Is Your Home Making You Sick? Factors Influencing Indoor Air Quality
The latest data shows that air pollution is one of the leading risk factors for death worldwide.
If you want to improve indoor air quality in your home, you are not alone. Homeowners don’t want to wait until major problems arise to address poor indoor air quality.
Below are some factors that contribute to indoor air quality. Read on for fresh tips on refreshing your indoor space!
Unusual smells, particularly those that offend, can indicate poor indoor air quality. Your nose is designed to detect mold, allergens, and other unusual chemicals present in your home.
If you notice a stale, musty smell like that of dirty socks, you might have a mold problem.
Mold occurs when excess moisture builds up. You are more susceptible to mold growth if you live in a humid climate. Even in drier climates, a leaky pipe or clogged drain can cause the dirty sock smell in an otherwise clean home.
A dehumidifier can filter out muggy or stale air and freshen up the feel of your home.
Another smell to look out for is gas. Your gas company likely adds a noticeable odor to the gas that runs through your line. It typically smells like rotten eggs.
If you ever smell gas, follow your gas or utility’s guidelines.

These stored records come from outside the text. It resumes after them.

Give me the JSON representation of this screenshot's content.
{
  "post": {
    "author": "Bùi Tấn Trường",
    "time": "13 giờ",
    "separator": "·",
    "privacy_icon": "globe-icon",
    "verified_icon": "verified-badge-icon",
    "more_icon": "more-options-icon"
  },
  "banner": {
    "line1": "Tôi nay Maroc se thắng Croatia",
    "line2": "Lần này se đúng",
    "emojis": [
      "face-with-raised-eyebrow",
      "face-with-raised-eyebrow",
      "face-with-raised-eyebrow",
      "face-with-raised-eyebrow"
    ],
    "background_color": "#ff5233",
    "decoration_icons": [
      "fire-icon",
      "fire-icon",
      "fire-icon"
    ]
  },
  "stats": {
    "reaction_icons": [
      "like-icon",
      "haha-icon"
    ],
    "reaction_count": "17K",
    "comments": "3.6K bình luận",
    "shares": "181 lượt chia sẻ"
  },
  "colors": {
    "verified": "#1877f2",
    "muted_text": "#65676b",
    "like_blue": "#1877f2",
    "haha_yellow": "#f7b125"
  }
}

You will want to leave the home immediately to prevent suffocation. Snuff out any open flames that could ignite the gas.
A carbon monoxide detector can detect gas leaks before you actively notice any bad smells.
Do you notice yourself becoming ill more often than in past years? Do you feel better after you leave the house or worse when you enter the house?
Your health issues may be due to indoor air pollutants.
Indoor pollutants like pollen, mold, dust mites and animal dander can cause allergic reactions. You may also notice eye irritation, dizziness or fatigue, constant headaches or sinus issues, or general respiratory issues when breathing in pollutants.
Improving indoor air quality starts with identifying the cause of your health problems. Indoor air quality testing can determine which pollutants worsen your symptoms.
Instead of relying on air fresheners or harmful cleaning products with volatile organic compounds, you may want to use natural cleaning products.
How can you improve indoor air quality in the long run? Regular maintenance can ensure that your HVAC system effectively cleans and distributes air throughout your home.
Pests In Your Home
You don’t need to hear of the horrors of pest-infested homes to know why people dislike pests. Our brains register pests as disgusting to help protect us from diseases and other health risks they bring into the home.
Your brain is right to make you jump at the sight of pests- critters like dust mites, mice or rats, roaches, and other pests are a sure sign of poor indoor air quality. Dust mites indicate layers of settled dust around the home. Silverfish indicate excess moisture.
If you see pests or hear strange noises coming from your ducts, have a professional come out and inspect your HVAC system.
The Bottom Line
Don’t hesitate to call before you see pests. Proactive efforts to improve indoor air quality will give you peace of mind.
Contact us to set up an appointment and address your needs. You can breathe a sigh of relief knowing that your HVAC system (and your family) is in good hands!